**Task goal**
From the entries below, work out the number of lines that hold the word "Records", and give that number alone.

**Information**
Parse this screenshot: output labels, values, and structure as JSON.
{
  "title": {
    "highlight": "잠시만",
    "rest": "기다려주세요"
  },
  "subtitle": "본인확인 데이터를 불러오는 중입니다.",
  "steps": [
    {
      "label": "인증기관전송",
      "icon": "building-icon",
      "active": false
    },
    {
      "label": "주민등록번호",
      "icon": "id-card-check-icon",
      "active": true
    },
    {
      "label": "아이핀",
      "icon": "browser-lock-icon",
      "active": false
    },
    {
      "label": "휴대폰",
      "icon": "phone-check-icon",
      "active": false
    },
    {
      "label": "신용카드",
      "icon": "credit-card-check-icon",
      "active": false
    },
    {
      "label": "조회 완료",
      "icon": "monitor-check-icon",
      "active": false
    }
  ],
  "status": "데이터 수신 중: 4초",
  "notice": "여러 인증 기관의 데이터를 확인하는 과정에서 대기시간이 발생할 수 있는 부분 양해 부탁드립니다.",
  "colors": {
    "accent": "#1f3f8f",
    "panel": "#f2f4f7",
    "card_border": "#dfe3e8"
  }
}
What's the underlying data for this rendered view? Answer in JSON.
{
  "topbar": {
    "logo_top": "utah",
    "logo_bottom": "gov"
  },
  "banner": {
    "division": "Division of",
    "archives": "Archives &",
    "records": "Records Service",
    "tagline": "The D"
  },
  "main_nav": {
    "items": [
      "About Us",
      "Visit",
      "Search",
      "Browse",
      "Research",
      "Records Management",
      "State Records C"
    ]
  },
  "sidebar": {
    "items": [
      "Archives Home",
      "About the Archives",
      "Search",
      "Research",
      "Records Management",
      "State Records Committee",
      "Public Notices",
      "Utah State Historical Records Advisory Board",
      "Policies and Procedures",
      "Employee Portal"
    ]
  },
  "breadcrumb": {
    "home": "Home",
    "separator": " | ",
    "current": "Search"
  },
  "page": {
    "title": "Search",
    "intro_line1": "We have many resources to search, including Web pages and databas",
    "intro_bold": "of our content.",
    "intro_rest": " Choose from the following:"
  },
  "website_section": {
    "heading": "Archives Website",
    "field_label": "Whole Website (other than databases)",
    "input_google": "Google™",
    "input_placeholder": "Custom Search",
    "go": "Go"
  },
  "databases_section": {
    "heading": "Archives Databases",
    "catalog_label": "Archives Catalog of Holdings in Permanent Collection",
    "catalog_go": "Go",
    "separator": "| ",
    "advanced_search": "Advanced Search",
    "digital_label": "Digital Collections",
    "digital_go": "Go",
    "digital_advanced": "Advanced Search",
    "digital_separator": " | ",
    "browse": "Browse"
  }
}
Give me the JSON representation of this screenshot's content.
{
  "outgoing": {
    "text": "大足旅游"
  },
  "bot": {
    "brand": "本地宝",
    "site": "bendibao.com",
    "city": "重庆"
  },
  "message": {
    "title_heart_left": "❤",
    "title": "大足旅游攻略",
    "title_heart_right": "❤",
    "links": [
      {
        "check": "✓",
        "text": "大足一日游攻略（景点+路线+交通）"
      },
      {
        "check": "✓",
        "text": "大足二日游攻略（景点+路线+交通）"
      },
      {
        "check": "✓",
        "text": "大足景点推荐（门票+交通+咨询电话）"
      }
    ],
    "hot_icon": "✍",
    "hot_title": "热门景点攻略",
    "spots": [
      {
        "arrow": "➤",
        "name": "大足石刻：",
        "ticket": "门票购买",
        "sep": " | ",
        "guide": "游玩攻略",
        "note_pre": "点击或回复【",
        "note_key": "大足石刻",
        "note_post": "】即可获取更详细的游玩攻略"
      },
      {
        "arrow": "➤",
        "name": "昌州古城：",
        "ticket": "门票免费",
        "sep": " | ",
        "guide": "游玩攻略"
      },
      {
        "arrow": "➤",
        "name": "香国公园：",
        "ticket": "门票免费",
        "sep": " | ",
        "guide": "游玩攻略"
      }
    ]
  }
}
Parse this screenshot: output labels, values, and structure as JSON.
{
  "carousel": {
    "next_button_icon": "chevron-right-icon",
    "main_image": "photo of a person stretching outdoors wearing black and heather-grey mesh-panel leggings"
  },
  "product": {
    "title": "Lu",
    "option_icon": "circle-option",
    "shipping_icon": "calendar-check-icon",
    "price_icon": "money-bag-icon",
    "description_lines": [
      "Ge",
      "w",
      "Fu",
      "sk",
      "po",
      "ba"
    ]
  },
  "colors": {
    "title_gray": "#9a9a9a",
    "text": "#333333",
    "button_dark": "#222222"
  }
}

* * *

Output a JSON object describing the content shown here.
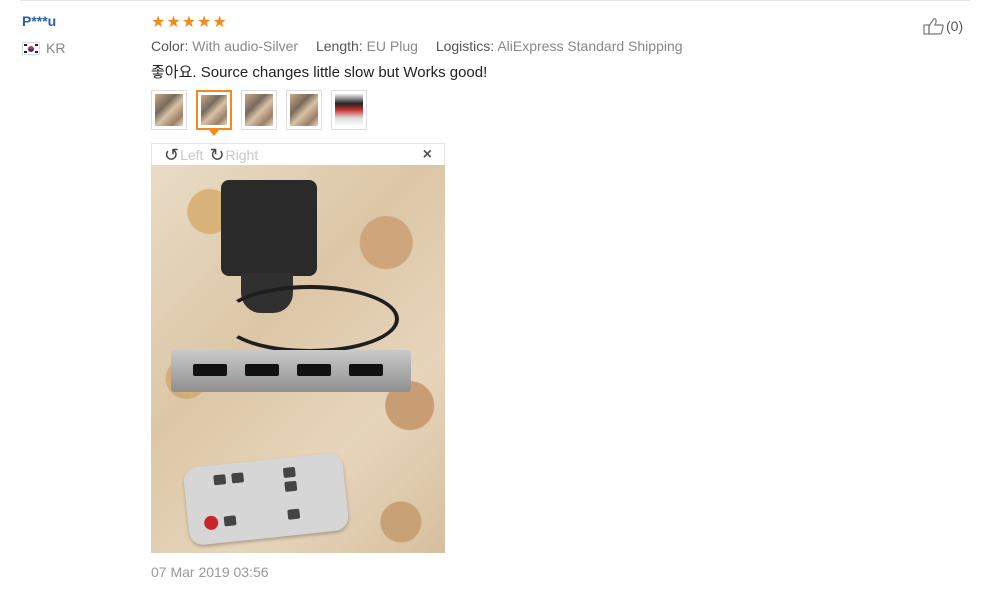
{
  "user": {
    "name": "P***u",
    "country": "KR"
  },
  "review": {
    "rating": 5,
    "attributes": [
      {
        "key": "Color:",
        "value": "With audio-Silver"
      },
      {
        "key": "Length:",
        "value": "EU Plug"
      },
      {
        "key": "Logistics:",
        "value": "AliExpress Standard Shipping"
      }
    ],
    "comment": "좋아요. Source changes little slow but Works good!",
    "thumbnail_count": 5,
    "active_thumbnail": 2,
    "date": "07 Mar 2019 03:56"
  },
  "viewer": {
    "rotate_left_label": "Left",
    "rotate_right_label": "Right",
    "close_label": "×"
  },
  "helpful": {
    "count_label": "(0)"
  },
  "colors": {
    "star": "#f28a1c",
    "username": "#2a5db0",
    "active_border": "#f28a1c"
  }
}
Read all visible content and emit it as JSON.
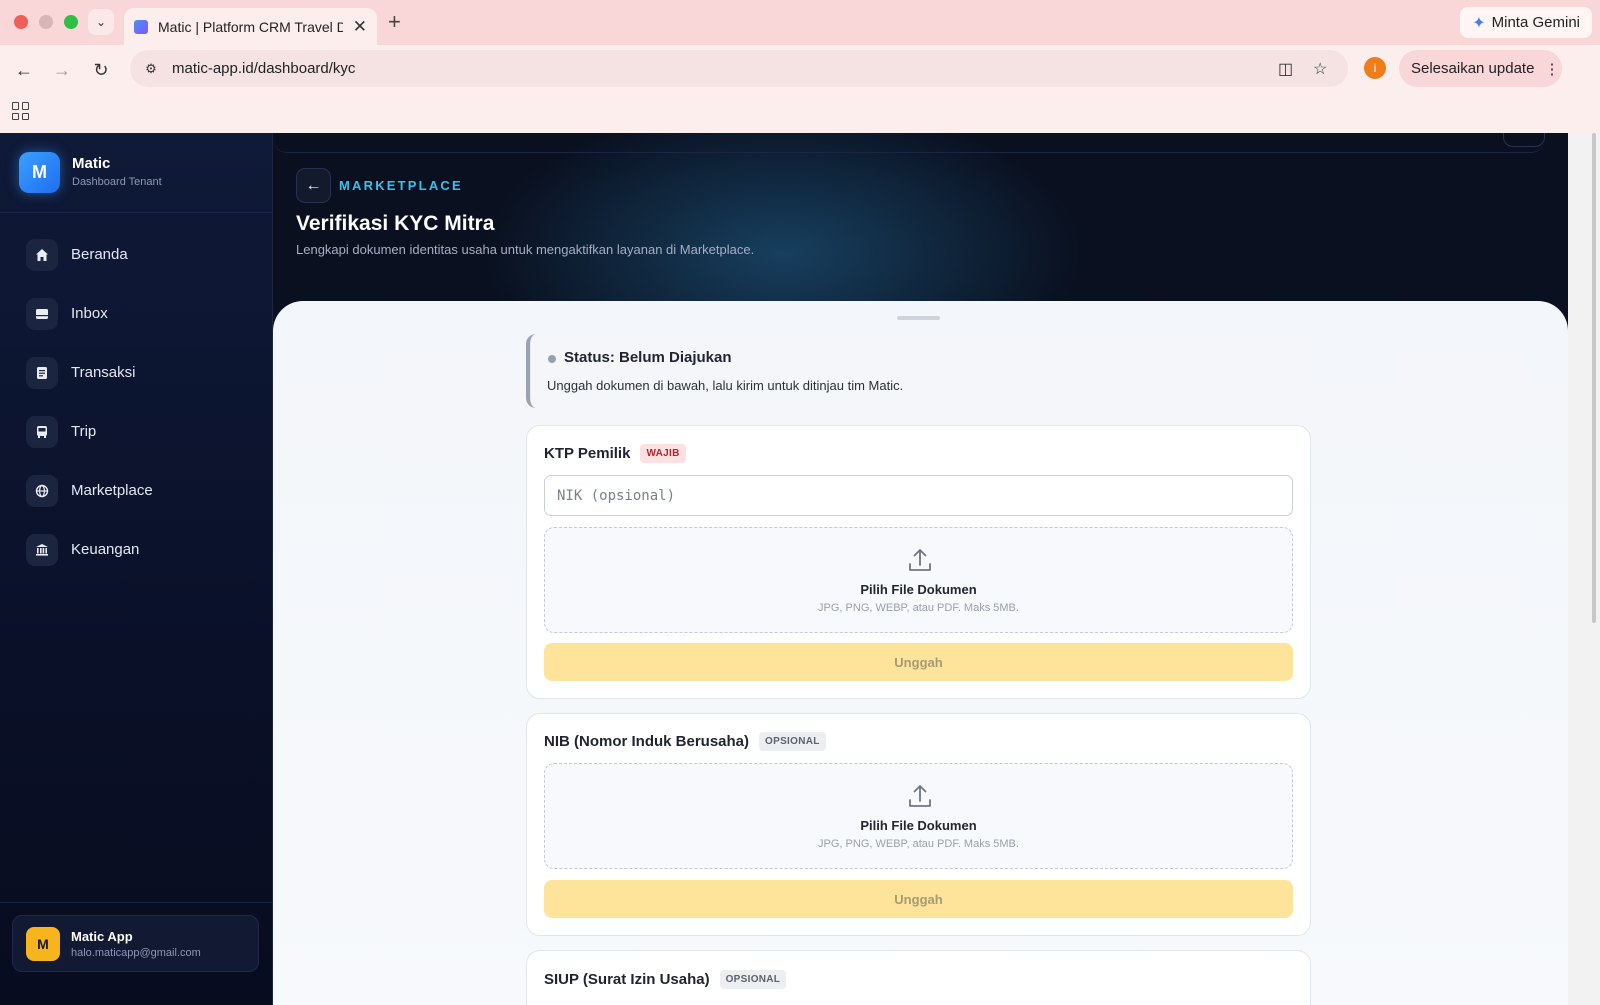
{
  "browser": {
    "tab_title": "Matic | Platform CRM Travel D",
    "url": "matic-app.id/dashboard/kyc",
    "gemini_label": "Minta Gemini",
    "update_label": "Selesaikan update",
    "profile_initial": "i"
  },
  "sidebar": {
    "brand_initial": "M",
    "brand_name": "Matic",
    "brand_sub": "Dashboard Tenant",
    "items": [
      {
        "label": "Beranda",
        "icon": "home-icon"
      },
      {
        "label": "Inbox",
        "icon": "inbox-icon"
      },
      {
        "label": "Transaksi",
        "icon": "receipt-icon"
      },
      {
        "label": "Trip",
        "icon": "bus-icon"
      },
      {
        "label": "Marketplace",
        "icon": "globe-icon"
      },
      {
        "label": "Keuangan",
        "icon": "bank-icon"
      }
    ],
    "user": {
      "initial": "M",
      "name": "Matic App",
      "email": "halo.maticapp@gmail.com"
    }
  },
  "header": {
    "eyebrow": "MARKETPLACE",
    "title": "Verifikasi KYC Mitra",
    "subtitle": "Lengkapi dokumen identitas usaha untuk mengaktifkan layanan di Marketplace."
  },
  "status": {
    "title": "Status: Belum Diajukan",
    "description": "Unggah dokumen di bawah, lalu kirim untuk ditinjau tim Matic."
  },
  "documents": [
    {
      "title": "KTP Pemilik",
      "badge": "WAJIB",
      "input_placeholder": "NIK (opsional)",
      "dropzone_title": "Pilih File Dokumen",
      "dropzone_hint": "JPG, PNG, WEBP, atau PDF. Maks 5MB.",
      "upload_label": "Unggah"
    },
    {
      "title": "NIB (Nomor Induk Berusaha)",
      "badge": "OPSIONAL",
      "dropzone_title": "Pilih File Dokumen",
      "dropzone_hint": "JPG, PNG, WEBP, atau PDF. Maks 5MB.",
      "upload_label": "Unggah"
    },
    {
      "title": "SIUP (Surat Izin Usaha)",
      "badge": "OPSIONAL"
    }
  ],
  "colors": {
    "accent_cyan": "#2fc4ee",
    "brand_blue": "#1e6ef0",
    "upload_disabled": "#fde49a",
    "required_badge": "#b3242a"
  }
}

**Answer below**
6